Recently Vitalik Buterin, co-creator of Ethereum, published a security improvement proposal in which he considers changing the size of the Ethereum wallet addresses, going from 20 to 32 bytes.
The purpose of this improvement is to increase «the resistance to collisions that hashes of public addresses» or what is the same, avoid that two private keys different have access to the same public address.
It should be noted that this improvement, at least in the proposal published by Buterin, would only apply to EOA private keys, which correspond to portfolio addresses, and not for smart contracts, which would continue to use the 20-byte addresses. However, the creation of a “translation table” is established, which is an algorithm to compress and decompress the new 32-byte addresses, so they can work seamlessly with smart contracts.
Collision resistance: the possible from the impossible
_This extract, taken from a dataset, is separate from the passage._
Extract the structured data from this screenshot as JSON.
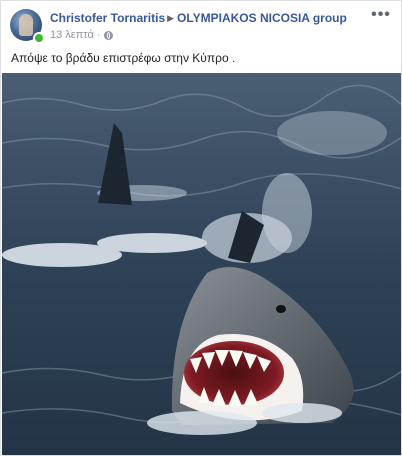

A hash is a basic algorithm. It has an input and an output under a single format. If the input has a minimal change, be it a comma or an accent, the output will be totally different.
In cryptography, collision resistance refers to the impossibility of 2 different inputs generating the same output. Which, although it seems impossible, mathematically is a possibility that exists. This could translate into two different private keys having access to the same public address.
Currently, the resistance a collision of Ethereum addresses is 2 ^ 80. This indicates that there is a fairly small probability that two different inputs can be created for the same output. Putting it in more visual terms, the value of 2 ^ 80 is a 1 accompanied by another 32 digits.
In perspective, a million trillion (quadrillion ) has 25 digits. The new update is intended to increase the impossibility to 2 ^ 160. Bitcoin currently has a collision resistance of 2 ^ 90.
Of course, although it is a present dilemma, being vulnerable to an attack of this nature requires that the attacker have very advanced knowledge in cryptography, in addition to having a super computer that allows executing such a number of iterations, until the corresponding hash entries are found.
Protection against quantum computing
Within the forum in which Vitalik’s proposal was published, a user inquired that the improvement proposal should go hand in hand as protection against a potential surprise from quantum computing. As CriptoNoticias already reported on the alleged quantum supremacy declared by Google. This is because, if true, quantum computing would imply an exponential growth in current computing power, which would break not only the private keys of cryptocurrencies, but also the cryptography of the Internet as we know it.
Vitalik asserted, answering the user’s question, that addresses of even 26 bytes are sufficient for the era postquantic .
At the end of the proposal, Buterin leaves open the alternative of, that, although the addresses of 32 bytes are not accepted, a 20-byte scheme is used.
These will be used in a divided format: 15 bytes for the address scheme and the remaining 5 to set an identification, which will allow to validate that the owner of the address is a single private key. The identifier would be the same as it would be set in the proposed 32-byte addresses.